Unlocking the true energy-saving potential of a cavity wall

By Knauf Insulation on April 14, 2022

Making buildings more sustainable is a key priority for South Africa’s legislators. It is therefore essential that the country’s builders and contractors are aware of the implications of the Part XA update to SANS-10400, which focuses on energy use in properties.

The update sets the required thermal performance for each construction element of new buildings and extensions designed for human occupancy. Thermal performance is defined by an R-value, which measures how a material or build-up resists heat transfer.

The required R-value will depend on how the building will be used and in which of the country’s seven zones it is located. In zones 1, 2, 4, 6 and 7, a minimum cavity of 50mm will be mandatory for concrete and brick external masonry walls.

What is a cavity wall?

A cavity wall is formed of two masonry walls, known as skins or leaves, positioned parallel to each other with a small gap (cavity) in the centre. The cavity must be of a consistent depth across the entire width and height of the wall.

Adding a cavity prevents condensation from forming within the building and helps to reduce noise while improving thermal performance, and therefore reducing energy consumption.

However, adding a cavity wall should be just the first step towards better energy efficiency during the construction process. To really maximise energy efficiency, insulation should be added to the cavity during construction. It is important that excess mortar – sometimes known as mortar snots – are removed from the inside of the cavity for it to work efficiently

If a cavity improves energy efficiency on its own, why add insulation?

Research by the Clay Brick Association and the University of Pretoria found that energy consumption was reduced by 30% through the addition of a cavity. Installing insulation reduced energy consumption by 70%.

This is because insulation material has low thermal conductivity which makes it the most efficient way to add thermal resistance to a build-up. As a result, insulation helps to regulate indoor temperature by reducing heat loss or gain through the external walls and roof.

Why use mineral wool insulation in a cavity wall?

When insulating within a cavity you need to consider the fire performance of your products, most Mineral Wool insulation is non-combustible meaning that it is the superior option compared to other insulant types.

DriTherm® Masonry Cavity Slabs have a Euroclass A1 reaction to fire classification and give specifiers added assurance thanks to BBA (British Board of Agrément) certification. DriTherm® Masonry Cavity Slabs are also specifically designed for use in cavities as they are manufactured using a water repellent additive to prevent moisture ingress across the cavity.

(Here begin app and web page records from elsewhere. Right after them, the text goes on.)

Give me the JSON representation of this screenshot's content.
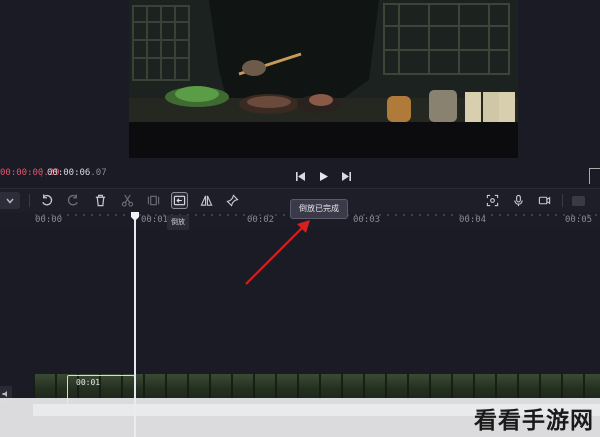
{
  "player": {
    "time_current": "00:00:00.29",
    "time_separator": "|",
    "time_total_main": "00:00:06",
    "time_total_frac": ".07"
  },
  "toolbar": {
    "tooltip_reverse": "倒放",
    "tooltip_done": "倒放已完成"
  },
  "ruler": {
    "ticks": [
      "00:00",
      "00:01",
      "00:02",
      "00:03",
      "00:04",
      "00:05"
    ]
  },
  "clip": {
    "label": "00:01"
  },
  "colors": {
    "accent_time": "#e0556b",
    "arrow": "#d42020"
  },
  "watermark": {
    "text": "看看手游网"
  }
}
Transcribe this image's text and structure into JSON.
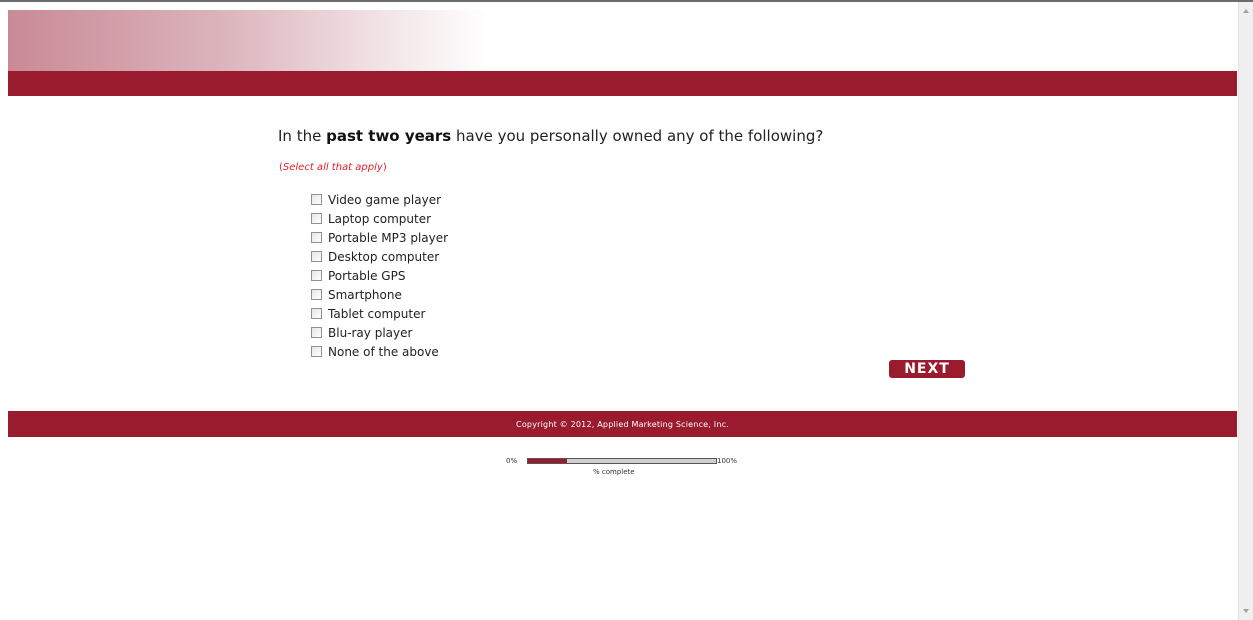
{
  "survey": {
    "question_prefix": "In the ",
    "question_bold": "past two years",
    "question_suffix": " have you personally owned any of the following?",
    "instruction_open": "(",
    "instruction_text": "Select all that apply",
    "instruction_close": ")",
    "options": [
      {
        "label": "Video game player",
        "checked": false
      },
      {
        "label": "Laptop computer",
        "checked": false
      },
      {
        "label": "Portable MP3 player",
        "checked": false
      },
      {
        "label": "Desktop computer",
        "checked": false
      },
      {
        "label": "Portable GPS",
        "checked": false
      },
      {
        "label": "Smartphone",
        "checked": false
      },
      {
        "label": "Tablet computer",
        "checked": false
      },
      {
        "label": "Blu-ray player",
        "checked": false
      },
      {
        "label": "None of the above",
        "checked": false
      }
    ],
    "next_label": "NEXT"
  },
  "footer": {
    "copyright": "Copyright © 2012, Applied Marketing Science, Inc."
  },
  "progress": {
    "start_label": "0%",
    "end_label": "100%",
    "caption": "% complete",
    "value": 0.21
  },
  "colors": {
    "brand": "#9b1b2e",
    "instruction": "#e0202a"
  }
}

All of our Glass Mineral Wool products and the majority of our Rock Mineral Wool products are manufactured using ECOSE® Technology, our unique bio-based binder that is used to bind insulation strands together.

ECOSE® Technology contains no added formaldehyde or phenol. It is made from natural raw materials that are rapidly renewable and is 70% less energy-intensive to manufacture than traditional binders, so it is more environmentally-friendly.

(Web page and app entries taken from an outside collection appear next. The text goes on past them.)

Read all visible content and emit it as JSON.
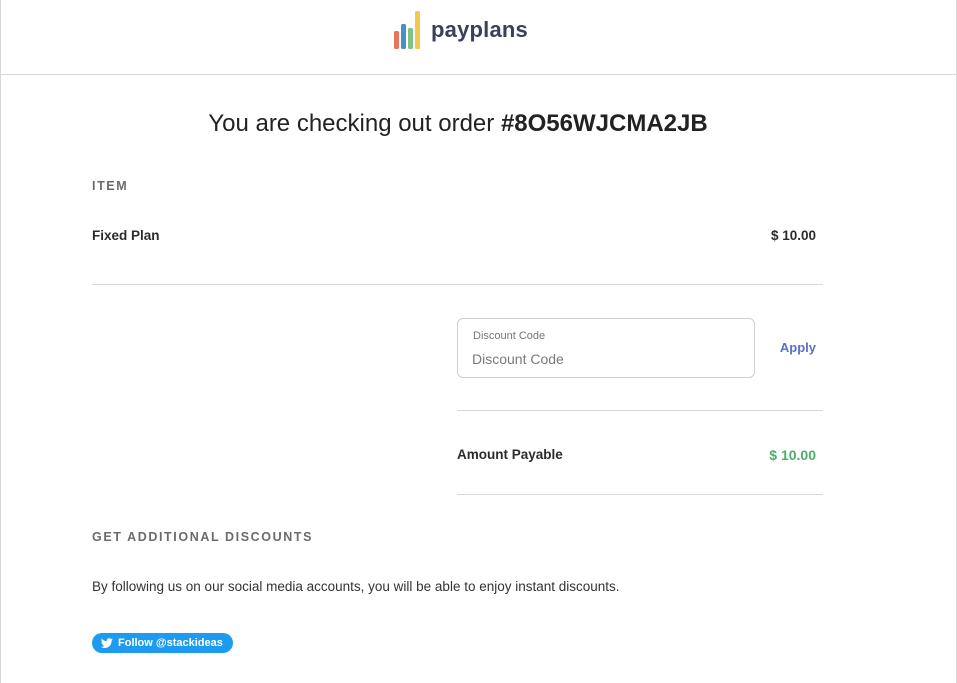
{
  "header": {
    "brand_name": "payplans",
    "logo_colors": [
      "#e8735a",
      "#4a90c8",
      "#7cc47f",
      "#f2c94c"
    ]
  },
  "checkout": {
    "title_prefix": "You are checking out order ",
    "order_id": "#8O56WJCMA2JB"
  },
  "items_section": {
    "label": "ITEM",
    "items": [
      {
        "name": "Fixed Plan",
        "price": "$ 10.00"
      }
    ]
  },
  "discount": {
    "field_label": "Discount Code",
    "placeholder": "Discount Code",
    "value": "",
    "apply_label": "Apply"
  },
  "total": {
    "label": "Amount Payable",
    "value": "$ 10.00",
    "value_color": "#4caf6a"
  },
  "additional_discounts": {
    "label": "GET ADDITIONAL DISCOUNTS",
    "description": "By following us on our social media accounts, you will be able to enjoy instant discounts.",
    "twitter_button_label": "Follow @stackideas",
    "twitter_icon": "twitter-bird-icon",
    "twitter_color": "#1d9bf0"
  }
}
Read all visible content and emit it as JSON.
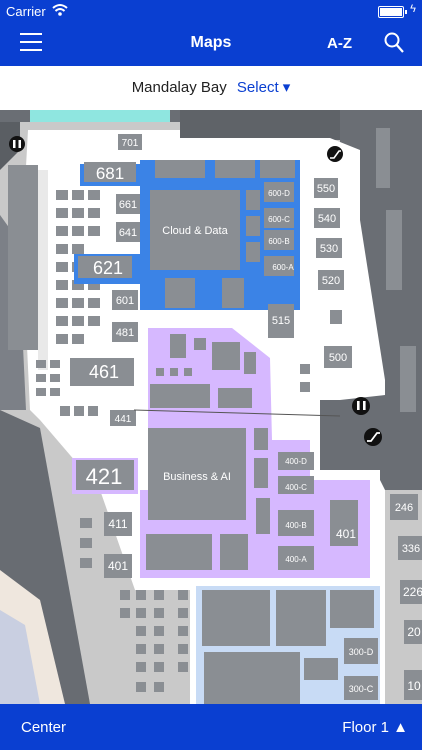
{
  "status_bar": {
    "carrier": "Carrier"
  },
  "nav": {
    "title": "Maps",
    "az_label": "A-Z"
  },
  "venue": {
    "name": "Mandalay Bay",
    "select_label": "Select ▾"
  },
  "map": {
    "zones": {
      "cloud": "Cloud & Data",
      "business": "Business & AI"
    },
    "rooms": {
      "r701": "701",
      "r681": "681",
      "r661": "661",
      "r641": "641",
      "r621": "621",
      "r601": "601",
      "r481": "481",
      "r461": "461",
      "r441": "441",
      "r421": "421",
      "r411": "411",
      "r401a": "401",
      "r401b": "401",
      "r600d": "600-D",
      "r600c": "600-C",
      "r600b": "600-B",
      "r600a": "600-A",
      "r550": "550",
      "r540": "540",
      "r530": "530",
      "r520": "520",
      "r515": "515",
      "r500": "500",
      "r400d": "400-D",
      "r400c": "400-C",
      "r400b": "400-B",
      "r400a": "400-A",
      "r300d": "300-D",
      "r300c": "300-C",
      "r246": "246",
      "r336": "336",
      "r226": "226",
      "r20": "20",
      "r10": "10"
    }
  },
  "bottom_bar": {
    "center_label": "Center",
    "floor_label": "Floor 1 ▲"
  },
  "colors": {
    "brand": "#0a3fd1",
    "cloud_zone": "#3b83e6",
    "business_zone": "#d6b8ff",
    "lower_zone": "#c8dbf5"
  }
}
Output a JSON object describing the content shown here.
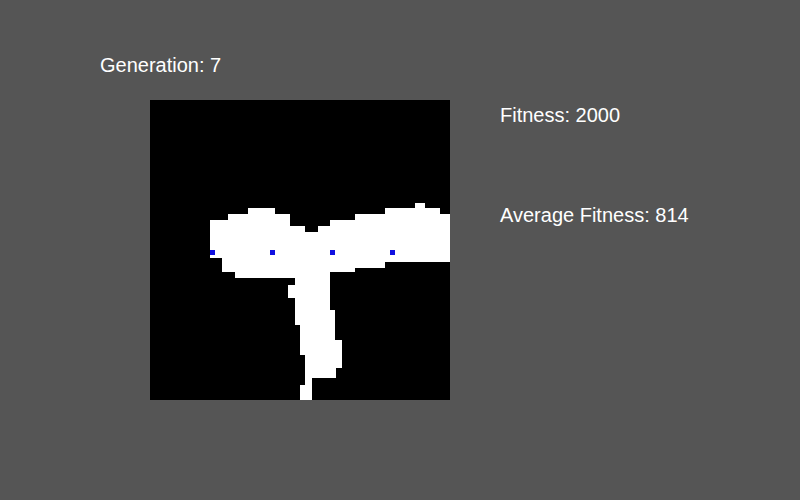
{
  "generation": "Generation: 7",
  "fitness": "Fitness: 2000",
  "average_fitness": "Average Fitness: 814"
}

Products made with ECOSE® Technology are pleasant to touch and easy to handle. They generate low levels of dust and VOCs and have been awarded the Eurofins Gold Certificate for Indoor Air Comfort.

For builders and contractors, SANS-10400-XA provides an opportunity to create buildings fit for the future. Adding insulation to a cavity wall will take little time and investment but will pay dividends. After all, property buyers or renters will be attracted by the promise of a comfortable indoor environment that is quieter, needs less cooling and heating, uses less energy, and so, costs less to run.